first posted DECEMBER 4, 2012

The sexualization of women in China

580 words

In the West, the term sexualization is normally used in the negative. It is normally considered a bad thing to sexualize women, children, and I suppose men or animals when that happens.

Westerners see sexualization as a form of “objectifying” or “pornifying” people, reducing whole persons with complex psychologies to little more than objects of sexual pleasure.

I have no argument against the term when used that way in the right context.

Sexualization in China, however, (as an idea not the term) has a very different context than in the West, particularly the sexualization of women.

In the West, women benefited from various long traditions that worshiped them, Romanticized them, restricted men to one wife (not the case in China), prevented cousin-marriage, and sexualized them in the sense that they were and are considered beautiful and desirable by most men.

This is not the case in China. In traditional China, women were treated more as chattel, as son-makers, as workers, slaves, servants, or prostitutes. Few were deeply appreciated and openly admired for their physical beauty.
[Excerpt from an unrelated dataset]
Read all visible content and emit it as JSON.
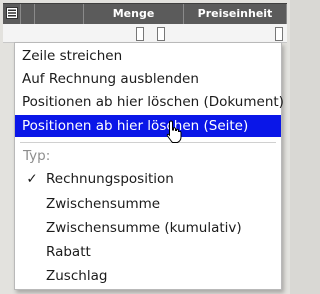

There was no concept of Romantic love or deep pair-bonding between a man and a woman as in the West.

So if you come across a story about a Chinese pageant that sees models compete for best cleavage as I did today, it is best to understand it in a different context than you would in the West, for these pageants have a different purpose than they do in the West, at least in part.

Of course, some aspects of the Chinese pageant may be even raunchier than in the West, but at least one aspect has the purpose of overcoming Chinese cultural features that have for centuries deeply under-appreciated women by what are now modern standards.

There has been an effort for some time in China to raise the level of appreciation Chinese men have for women by portraying women as beautiful and desirable through media exposure and beauty pageants. Less than thirty-five years ago all women in China wore the same Mao clothes and before that dress was mostly traditional staid clothing that covered and de-emphasized female physical beauty. Confucius was not a sensualist.

The sexualization of women—even through cleavage contests—is serving to raise the standards of the whole society for when women are desired they will be valued and not be so much abused.

The above comments can be disputed in many ways, but the gist is correct. My information on the propaganda of creating a “modern” sense of the beauty of women comes from discussions in China many years ago with people who I believe knew what they were talking about. These efforts began in the 1980s and 90s with the new policies that opened China to the world.

I am sure the pageants mostly run on their own steam now, but the need is still there. To this day many women in China and Southeast Asia are kidnapped to feed the amazingly large industry of bride-selling in China. Buying a kidnapped “bride” and chaining her to a bed so she can produce a son, obviously, is not based on appreciating her beauty. That whole villages support the practice shows that it is deeply entrenched in the culture.

To me it seems a bit odd that the beauty of Chinese women is promoted by using Western lingerie and other styles, but it is easiest to import something and that is the state of a lot of world culture today.

first posted AUGUST 31, 2015